((

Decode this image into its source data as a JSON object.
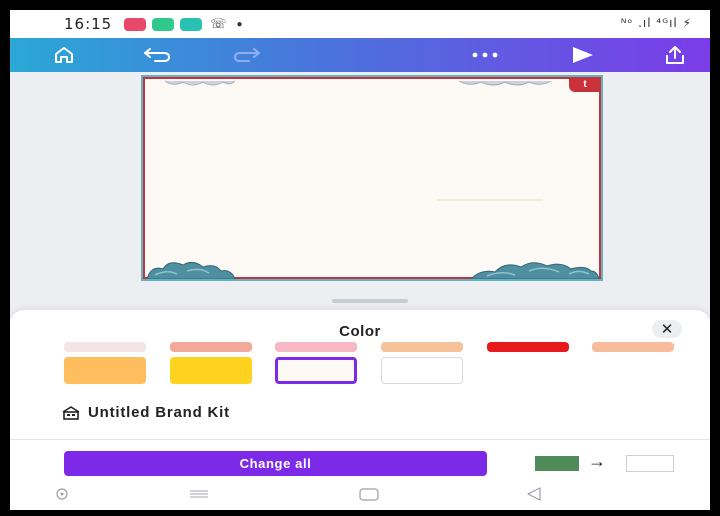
{
  "status_bar": {
    "time": "16:15",
    "right_indicators": "ᴺᵒ .ıl ⁴ᴳıl ⚡"
  },
  "toolbar": {
    "icons": [
      "home-icon",
      "undo-icon",
      "redo-icon",
      "more-icon",
      "play-icon",
      "share-icon"
    ]
  },
  "design": {
    "badge": "t"
  },
  "color_sheet": {
    "title": "Color",
    "close_glyph": "✕",
    "swatches_row1": [
      "#f4e4e6",
      "#f2a99a",
      "#f6b8c4",
      "#f5c29a",
      "#e8191c",
      "#f7bc9b"
    ],
    "swatches_row2": [
      "#ffbe5e",
      "#ffd21f",
      "#fdfaf6",
      "#ffffff"
    ],
    "brand_kit_label": "Untitled Brand Kit",
    "change_all_label": "Change all",
    "from_color": "#4e8b58",
    "to_color": "#ffffff",
    "arrow": "→"
  },
  "colors": {
    "accent": "#7d2ae8",
    "toolbar_gradient_start": "#2aa8d6",
    "toolbar_gradient_end": "#7b3ce8",
    "page_border": "#c9323a"
  }
}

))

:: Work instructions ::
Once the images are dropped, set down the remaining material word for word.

:: The completed task ::
Decode this image into its source data as a JSON object.
{
  "status_bar": {
    "time": "16:15",
    "right_indicators": "ᴺᵒ .ıl ⁴ᴳıl ⚡"
  },
  "toolbar": {
    "icons": [
      "home-icon",
      "undo-icon",
      "redo-icon",
      "more-icon",
      "play-icon",
      "share-icon"
    ]
  },
  "design": {
    "badge": "t"
  },
  "color_sheet": {
    "title": "Color",
    "close_glyph": "✕",
    "swatches_row1": [
      "#f4e4e6",
      "#f2a99a",
      "#f6b8c4",
      "#f5c29a",
      "#e8191c",
      "#f7bc9b"
    ],
    "swatches_row2": [
      "#ffbe5e",
      "#ffd21f",
      "#fdfaf6",
      "#ffffff"
    ],
    "brand_kit_label": "Untitled Brand Kit",
    "change_all_label": "Change all",
    "from_color": "#4e8b58",
    "to_color": "#ffffff",
    "arrow": "→"
  },
  "colors": {
    "accent": "#7d2ae8",
    "toolbar_gradient_start": "#2aa8d6",
    "toolbar_gradient_end": "#7b3ce8",
    "page_border": "#c9323a"
  }
}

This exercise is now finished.